Gareme Davis assesses the impact the coronavirus has had on the FM sector.
The breadth and pace of economic slowdown in the wake of the surge of Covid-19 cases in March was sharper than almost anything seen in living memory. As the government ordered the public to stay at home and closed down all but the most essential business activities, companies scrambled to react. Many FM companies shut down operations while some were in the unenviable position of having to rapidly adapt working practices as workers have become frontline operatives servicing hospitals and other facilities tasked with coping in the wake of the pandemic.
The financial impact of the crisis is still almost impossible to quantify, although the early signs are that the economy shrank dramatically in March and concern across the corporate world about the hit to profits is illustrated by the number of companies cancelling dividend payments, withdrawing financial forecasts and imposing pay cuts across their workforces – something already seen at the likes of Rentokil, Mears and Serco. Some companies have been able to offer investors a little comfort on public sector contracts, but private sector business prospects are far more uncertain.

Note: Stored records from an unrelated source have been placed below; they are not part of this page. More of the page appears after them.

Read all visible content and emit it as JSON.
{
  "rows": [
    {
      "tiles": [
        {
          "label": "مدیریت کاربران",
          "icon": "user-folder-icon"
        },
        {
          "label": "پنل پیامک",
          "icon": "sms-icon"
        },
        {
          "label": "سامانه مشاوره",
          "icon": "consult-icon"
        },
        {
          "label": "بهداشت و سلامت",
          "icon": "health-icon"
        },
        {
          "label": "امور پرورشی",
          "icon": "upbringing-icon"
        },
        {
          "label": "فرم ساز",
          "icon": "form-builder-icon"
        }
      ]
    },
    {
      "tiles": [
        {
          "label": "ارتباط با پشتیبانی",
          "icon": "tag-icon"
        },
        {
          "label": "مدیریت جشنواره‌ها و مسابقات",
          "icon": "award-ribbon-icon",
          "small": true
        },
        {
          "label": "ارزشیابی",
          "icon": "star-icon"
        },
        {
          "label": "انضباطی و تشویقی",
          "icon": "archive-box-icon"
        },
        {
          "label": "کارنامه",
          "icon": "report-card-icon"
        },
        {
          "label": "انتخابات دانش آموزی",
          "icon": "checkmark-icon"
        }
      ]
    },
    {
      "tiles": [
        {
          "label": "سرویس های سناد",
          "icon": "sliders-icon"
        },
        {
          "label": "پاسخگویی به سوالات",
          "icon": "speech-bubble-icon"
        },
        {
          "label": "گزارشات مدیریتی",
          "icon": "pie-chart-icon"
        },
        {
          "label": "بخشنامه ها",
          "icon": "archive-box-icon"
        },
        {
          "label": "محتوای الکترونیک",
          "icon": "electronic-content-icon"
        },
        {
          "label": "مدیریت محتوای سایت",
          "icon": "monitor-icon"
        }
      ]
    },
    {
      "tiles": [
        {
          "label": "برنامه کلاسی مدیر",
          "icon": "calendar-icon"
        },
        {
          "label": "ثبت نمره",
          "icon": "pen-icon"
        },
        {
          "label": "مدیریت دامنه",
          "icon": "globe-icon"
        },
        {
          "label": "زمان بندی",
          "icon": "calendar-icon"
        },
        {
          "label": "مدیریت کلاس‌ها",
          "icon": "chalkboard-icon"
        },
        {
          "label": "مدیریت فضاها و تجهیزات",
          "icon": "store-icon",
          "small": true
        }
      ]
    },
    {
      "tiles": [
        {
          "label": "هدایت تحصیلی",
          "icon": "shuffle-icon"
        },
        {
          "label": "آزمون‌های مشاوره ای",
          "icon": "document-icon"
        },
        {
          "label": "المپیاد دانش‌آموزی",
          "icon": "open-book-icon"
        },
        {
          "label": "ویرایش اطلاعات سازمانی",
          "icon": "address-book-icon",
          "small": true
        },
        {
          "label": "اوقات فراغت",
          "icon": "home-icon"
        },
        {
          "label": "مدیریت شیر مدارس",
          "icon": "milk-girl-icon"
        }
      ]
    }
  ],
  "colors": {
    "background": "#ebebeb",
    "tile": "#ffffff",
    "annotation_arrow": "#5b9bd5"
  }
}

The government signalled in early May that it intends to begin the process of bringing the economy back online but uncertainty remains about how long this will take, or if further lockdowns will be required should infections spike again. And the return to work in the private sector is likely to thrust yet more FM employees onto the frontline in alien office environments dominated by social distancing rules. The government’s furlough scheme has been extended to October, which suggests that there is little expectation of a return to anything like normality this side of Christmas.
Almost every FM company saw its valuation take a pounding. But those that have been able to reassure investors on contracts and their capital position, such as Serco, have bounced back more strongly than others.

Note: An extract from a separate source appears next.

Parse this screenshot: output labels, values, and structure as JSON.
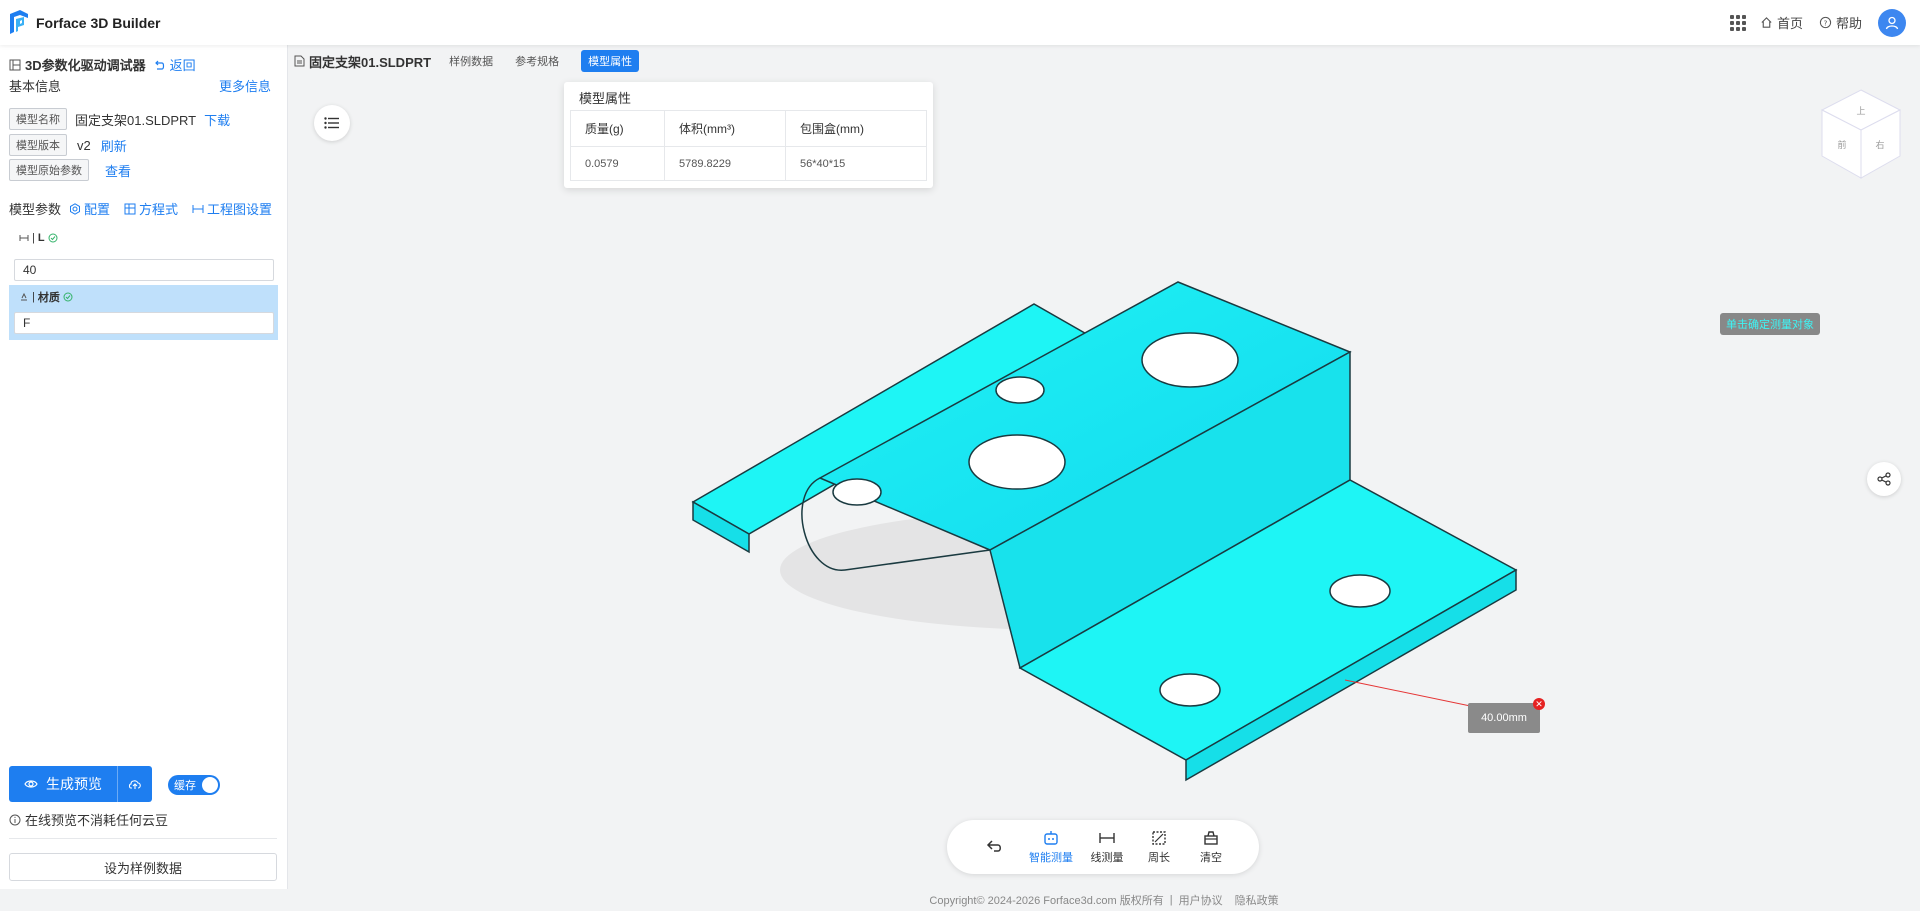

As thoughts start to turn to the ‘new normal’ and a return to more widespread economic activity, which companies could bounce back quickest? Those with considerable public sector exposure and also international reach could be viewed as more likely to weather the storm. Some smaller operators could struggle to survive, leaving those with stronger foundations well placed to pick up market share in their wake. And companies with specialised skills suited to the zeitgeist such as Rentokil, with its specialisation in hygiene and pest control, could see demand for their services thrive. Rentokil has also developed an enviable reputation for growing through acquisition and could find itself in a strong position to consolidate and grow its position across its many global markets by picking off weakened competitors.
Graeme Davies [email protected]